§ **What the exercise asks**: Print the listing below again. Change nothing.

(Data records begins)

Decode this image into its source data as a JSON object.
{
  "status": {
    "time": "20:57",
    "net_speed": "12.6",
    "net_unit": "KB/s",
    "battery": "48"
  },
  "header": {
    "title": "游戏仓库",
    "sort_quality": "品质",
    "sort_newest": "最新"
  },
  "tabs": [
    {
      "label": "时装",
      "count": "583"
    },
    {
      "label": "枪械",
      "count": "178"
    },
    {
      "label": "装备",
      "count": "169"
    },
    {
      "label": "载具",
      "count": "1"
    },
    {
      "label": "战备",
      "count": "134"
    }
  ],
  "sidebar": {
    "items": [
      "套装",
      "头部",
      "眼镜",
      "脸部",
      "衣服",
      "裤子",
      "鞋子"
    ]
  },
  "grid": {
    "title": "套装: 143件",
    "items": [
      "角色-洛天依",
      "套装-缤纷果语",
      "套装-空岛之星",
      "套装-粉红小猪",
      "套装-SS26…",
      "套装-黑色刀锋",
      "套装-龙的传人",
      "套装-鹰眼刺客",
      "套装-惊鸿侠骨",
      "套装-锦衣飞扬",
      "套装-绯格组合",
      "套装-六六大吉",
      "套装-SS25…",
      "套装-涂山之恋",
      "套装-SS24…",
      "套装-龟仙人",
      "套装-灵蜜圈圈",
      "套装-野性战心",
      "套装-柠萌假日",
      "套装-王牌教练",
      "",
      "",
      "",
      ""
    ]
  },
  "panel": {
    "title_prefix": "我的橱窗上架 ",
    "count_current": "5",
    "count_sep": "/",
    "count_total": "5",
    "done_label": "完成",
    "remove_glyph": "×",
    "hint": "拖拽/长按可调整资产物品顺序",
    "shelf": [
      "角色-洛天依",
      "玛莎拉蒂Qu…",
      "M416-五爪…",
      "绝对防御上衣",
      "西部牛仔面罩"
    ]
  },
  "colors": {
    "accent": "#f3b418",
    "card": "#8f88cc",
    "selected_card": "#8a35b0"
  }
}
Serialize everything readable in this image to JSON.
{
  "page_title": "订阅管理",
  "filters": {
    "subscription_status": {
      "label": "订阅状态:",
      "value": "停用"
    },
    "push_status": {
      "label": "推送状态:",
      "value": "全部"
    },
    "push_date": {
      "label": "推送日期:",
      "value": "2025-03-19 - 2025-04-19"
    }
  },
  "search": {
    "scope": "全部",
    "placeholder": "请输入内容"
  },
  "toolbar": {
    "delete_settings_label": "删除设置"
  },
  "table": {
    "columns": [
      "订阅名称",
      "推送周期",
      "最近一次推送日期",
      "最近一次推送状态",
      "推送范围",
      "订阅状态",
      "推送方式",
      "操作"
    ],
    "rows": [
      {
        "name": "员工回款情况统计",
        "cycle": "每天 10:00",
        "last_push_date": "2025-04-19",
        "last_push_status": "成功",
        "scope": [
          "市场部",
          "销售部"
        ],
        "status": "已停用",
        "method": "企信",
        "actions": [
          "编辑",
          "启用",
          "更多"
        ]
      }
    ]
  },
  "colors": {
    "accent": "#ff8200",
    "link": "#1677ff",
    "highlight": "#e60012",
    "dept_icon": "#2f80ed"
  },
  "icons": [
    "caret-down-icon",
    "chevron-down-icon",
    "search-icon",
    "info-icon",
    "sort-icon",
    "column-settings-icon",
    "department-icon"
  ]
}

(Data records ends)

§ **Result for this task**:
Decode this image into its source data as a JSON object.
{
  "status": {
    "time": "20:57",
    "net_speed": "12.6",
    "net_unit": "KB/s",
    "battery": "48"
  },
  "header": {
    "title": "游戏仓库",
    "sort_quality": "品质",
    "sort_newest": "最新"
  },
  "tabs": [
    {
      "label": "时装",
      "count": "583"
    },
    {
      "label": "枪械",
      "count": "178"
    },
    {
      "label": "装备",
      "count": "169"
    },
    {
      "label": "载具",
      "count": "1"
    },
    {
      "label": "战备",
      "count": "134"
    }
  ],
  "sidebar": {
    "items": [
      "套装",
      "头部",
      "眼镜",
      "脸部",
      "衣服",
      "裤子",
      "鞋子"
    ]
  },
  "grid": {
    "title": "套装: 143件",
    "items": [
      "角色-洛天依",
      "套装-缤纷果语",
      "套装-空岛之星",
      "套装-粉红小猪",
      "套装-SS26…",
      "套装-黑色刀锋",
      "套装-龙的传人",
      "套装-鹰眼刺客",
      "套装-惊鸿侠骨",
      "套装-锦衣飞扬",
      "套装-绯格组合",
      "套装-六六大吉",
      "套装-SS25…",
      "套装-涂山之恋",
      "套装-SS24…",
      "套装-龟仙人",
      "套装-灵蜜圈圈",
      "套装-野性战心",
      "套装-柠萌假日",
      "套装-王牌教练",
      "",
      "",
      "",
      ""
    ]
  },
  "panel": {
    "title_prefix": "我的橱窗上架 ",
    "count_current": "5",
    "count_sep": "/",
    "count_total": "5",
    "done_label": "完成",
    "remove_glyph": "×",
    "hint": "拖拽/长按可调整资产物品顺序",
    "shelf": [
      "角色-洛天依",
      "玛莎拉蒂Qu…",
      "M416-五爪…",
      "绝对防御上衣",
      "西部牛仔面罩"
    ]
  },
  "colors": {
    "accent": "#f3b418",
    "card": "#8f88cc",
    "selected_card": "#8a35b0"
  }
}
Serialize everything readable in this image to JSON.
{
  "page_title": "订阅管理",
  "filters": {
    "subscription_status": {
      "label": "订阅状态:",
      "value": "停用"
    },
    "push_status": {
      "label": "推送状态:",
      "value": "全部"
    },
    "push_date": {
      "label": "推送日期:",
      "value": "2025-03-19 - 2025-04-19"
    }
  },
  "search": {
    "scope": "全部",
    "placeholder": "请输入内容"
  },
  "toolbar": {
    "delete_settings_label": "删除设置"
  },
  "table": {
    "columns": [
      "订阅名称",
      "推送周期",
      "最近一次推送日期",
      "最近一次推送状态",
      "推送范围",
      "订阅状态",
      "推送方式",
      "操作"
    ],
    "rows": [
      {
        "name": "员工回款情况统计",
        "cycle": "每天 10:00",
        "last_push_date": "2025-04-19",
        "last_push_status": "成功",
        "scope": [
          "市场部",
          "销售部"
        ],
        "status": "已停用",
        "method": "企信",
        "actions": [
          "编辑",
          "启用",
          "更多"
        ]
      }
    ]
  },
  "colors": {
    "accent": "#ff8200",
    "link": "#1677ff",
    "highlight": "#e60012",
    "dept_icon": "#2f80ed"
  },
  "icons": [
    "caret-down-icon",
    "chevron-down-icon",
    "search-icon",
    "info-icon",
    "sort-icon",
    "column-settings-icon",
    "department-icon"
  ]
}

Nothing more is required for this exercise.